Photo courtesy of NASA. Artist's rendition of Earth's magnetic field.
If you recall, THEMIS is the awful name given to the amazing set of satellites charged with learning about how the solar wind affects Earth’s magnetic field, auroras, and shortages to our power grid.
Without getting into the nitty gritty, late last year initial results indicate that indeed our magnetic field is leaky as previously predicted. However, what surprised scientists is the finding that more solar particle penetrate Earth’s magnetic field when it’s aligned with the sun’s magnetic field, not against it.
And it’s when the sun’s magnetic field switches orientation that ours tears open, ultimately wrecking havoc yet yielding amazing auroras. For the science intense, you can go straight to the source. For those looking for auroras, look no further than here.
Science isn’t all about number crunching. Sometimes physics is fun. And as a follow up of an aurora article I wrote some time back with regard to the mission of NASA’s THEMIS, I thought about revisiting the set of probes to see if anything new has developed. Well, new things have developed, specifically, a better understanding of how solar particles breach our planet’s magnetic field. You can attempt to read and understand more about that here.
Once you’re done, enjoy the pictures that follow.
Photo by Joshua Strang. This image was taken over Alaska, and was voted Wikipedia Commons Picture of the Year for 2006.
Photo courtesy of NASA. This image, taken from the International Space Station in February 2, 2003 shows green and red aurora. Depending on conditions, the ISS can travel through, above, or below aurora.
Photo by Don Pettit, ISS Science Officer in 2003. Here’s another instance of the ISS going head to head with a green aurora.
Photo by Bud Kuenzli, courtesy of NASA. This photo, taken over an Alaskan lake captures not just an awesome aurora, but a shooting star and the the Pleiades. You can find the original description here.
Interesting Pics, Space
Extreme global warming, far, far away. Photo courtesy of NASA.
Most climate experts believe a 3 degree Fahrenheit increase in out planet’s temperature over the next 100 years would spell disaster. 10 degrees would be catastrophic. What about 1000 degrees?

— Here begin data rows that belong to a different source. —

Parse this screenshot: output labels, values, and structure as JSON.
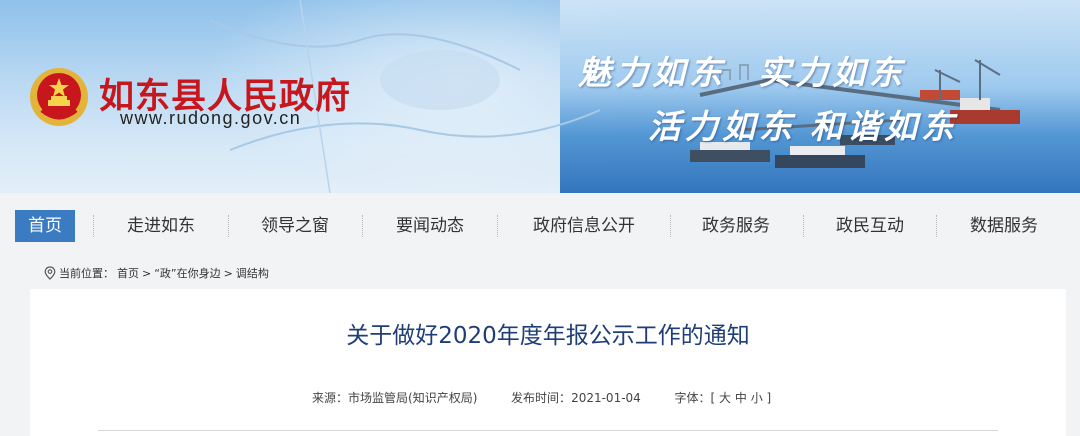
{
  "header": {
    "site_name": "如东县人民政府",
    "site_url": "www.rudong.gov.cn",
    "slogans": [
      "魅力如东",
      "实力如东",
      "活力如东",
      "和谐如东"
    ]
  },
  "nav": {
    "items": [
      {
        "label": "首页",
        "active": true
      },
      {
        "label": "走进如东"
      },
      {
        "label": "领导之窗"
      },
      {
        "label": "要闻动态"
      },
      {
        "label": "政府信息公开"
      },
      {
        "label": "政务服务"
      },
      {
        "label": "政民互动"
      },
      {
        "label": "数据服务"
      }
    ]
  },
  "breadcrumb": {
    "prefix": "当前位置：",
    "items": [
      "首页",
      "“政”在你身边",
      "调结构"
    ],
    "separator": ">"
  },
  "article": {
    "title": "关于做好2020年度年报公示工作的通知",
    "source_label": "来源：",
    "source": "市场监管局(知识产权局)",
    "date_label": "发布时间：",
    "date": "2021-01-04",
    "font_label": "字体：",
    "font_open": "[",
    "font_large": "大",
    "font_medium": "中",
    "font_small": "小",
    "font_close": "]"
  },
  "colors": {
    "brand_red": "#c8161d",
    "nav_active": "#3a7bc2",
    "title_blue": "#1f3e78"
  }
}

Ursa Major. Photo courtesy of Wikisky.org
There’s a Jupiter-sized planet that orbits a star 190 light years away located in the constellation Ursa Major, or what most of us recognize as the Big Dipper.